[Recorded data]
*** Begin section ***
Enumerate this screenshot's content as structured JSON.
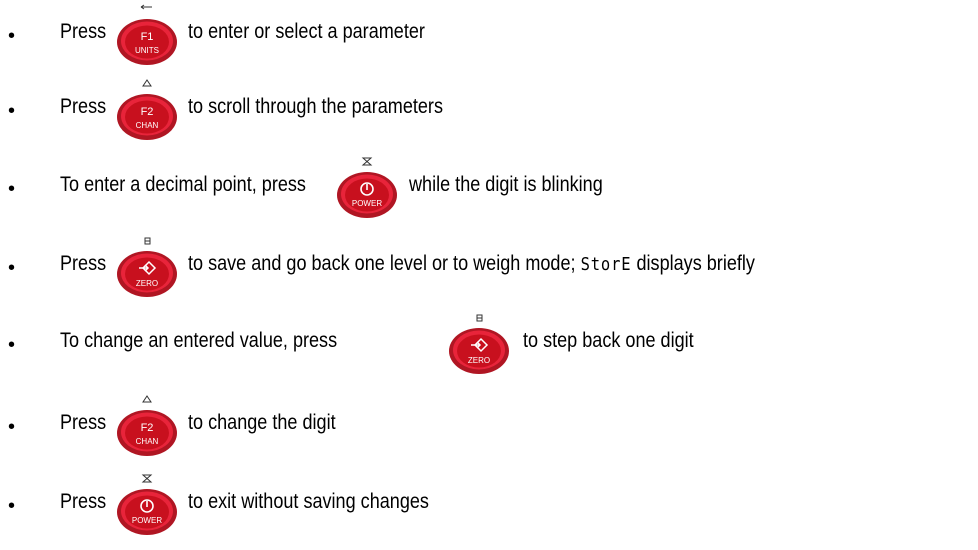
{
  "colors": {
    "key_outer": "#b01623",
    "key_rim": "#e8243a",
    "key_inner": "#c8101e",
    "text": "#000000"
  },
  "bullet": "•",
  "rows": [
    {
      "pre": "Press",
      "key": {
        "top_icon": "enter-arrow-icon",
        "main": "F1",
        "sub": "UNITS"
      },
      "post": "to enter or select a parameter"
    },
    {
      "pre": "Press",
      "key": {
        "top_icon": "triangle-up-icon",
        "main": "F2",
        "sub": "CHAN"
      },
      "post": "to scroll through the parameters"
    },
    {
      "pre": "To enter a decimal point, press",
      "key": {
        "top_icon": "hourglass-icon",
        "main": "power-icon",
        "sub": "POWER"
      },
      "post": "while the digit is blinking"
    },
    {
      "pre": "Press",
      "key": {
        "top_icon": "save-icon",
        "main": "zero-arrow-icon",
        "sub": "ZERO"
      },
      "post_a": "to save and go back one level or to weigh mode;",
      "post_seg": "StorE",
      "post_b": "displays briefly"
    },
    {
      "pre": "To change an entered value, press",
      "key": {
        "top_icon": "save-icon",
        "main": "zero-arrow-icon",
        "sub": "ZERO"
      },
      "post": "to step back one digit"
    },
    {
      "pre": "Press",
      "key": {
        "top_icon": "triangle-up-icon",
        "main": "F2",
        "sub": "CHAN"
      },
      "post": "to change the digit"
    },
    {
      "pre": "Press",
      "key": {
        "top_icon": "hourglass-icon",
        "main": "power-icon",
        "sub": "POWER"
      },
      "post": "to exit without saving changes"
    }
  ]
}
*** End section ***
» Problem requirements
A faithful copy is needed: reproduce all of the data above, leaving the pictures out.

» Your solution
Enumerate this screenshot's content as structured JSON.
{
  "colors": {
    "key_outer": "#b01623",
    "key_rim": "#e8243a",
    "key_inner": "#c8101e",
    "text": "#000000"
  },
  "bullet": "•",
  "rows": [
    {
      "pre": "Press",
      "key": {
        "top_icon": "enter-arrow-icon",
        "main": "F1",
        "sub": "UNITS"
      },
      "post": "to enter or select a parameter"
    },
    {
      "pre": "Press",
      "key": {
        "top_icon": "triangle-up-icon",
        "main": "F2",
        "sub": "CHAN"
      },
      "post": "to scroll through the parameters"
    },
    {
      "pre": "To enter a decimal point, press",
      "key": {
        "top_icon": "hourglass-icon",
        "main": "power-icon",
        "sub": "POWER"
      },
      "post": "while the digit is blinking"
    },
    {
      "pre": "Press",
      "key": {
        "top_icon": "save-icon",
        "main": "zero-arrow-icon",
        "sub": "ZERO"
      },
      "post_a": "to save and go back one level or to weigh mode;",
      "post_seg": "StorE",
      "post_b": "displays briefly"
    },
    {
      "pre": "To change an entered value, press",
      "key": {
        "top_icon": "save-icon",
        "main": "zero-arrow-icon",
        "sub": "ZERO"
      },
      "post": "to step back one digit"
    },
    {
      "pre": "Press",
      "key": {
        "top_icon": "triangle-up-icon",
        "main": "F2",
        "sub": "CHAN"
      },
      "post": "to change the digit"
    },
    {
      "pre": "Press",
      "key": {
        "top_icon": "hourglass-icon",
        "main": "power-icon",
        "sub": "POWER"
      },
      "post": "to exit without saving changes"
    }
  ]
}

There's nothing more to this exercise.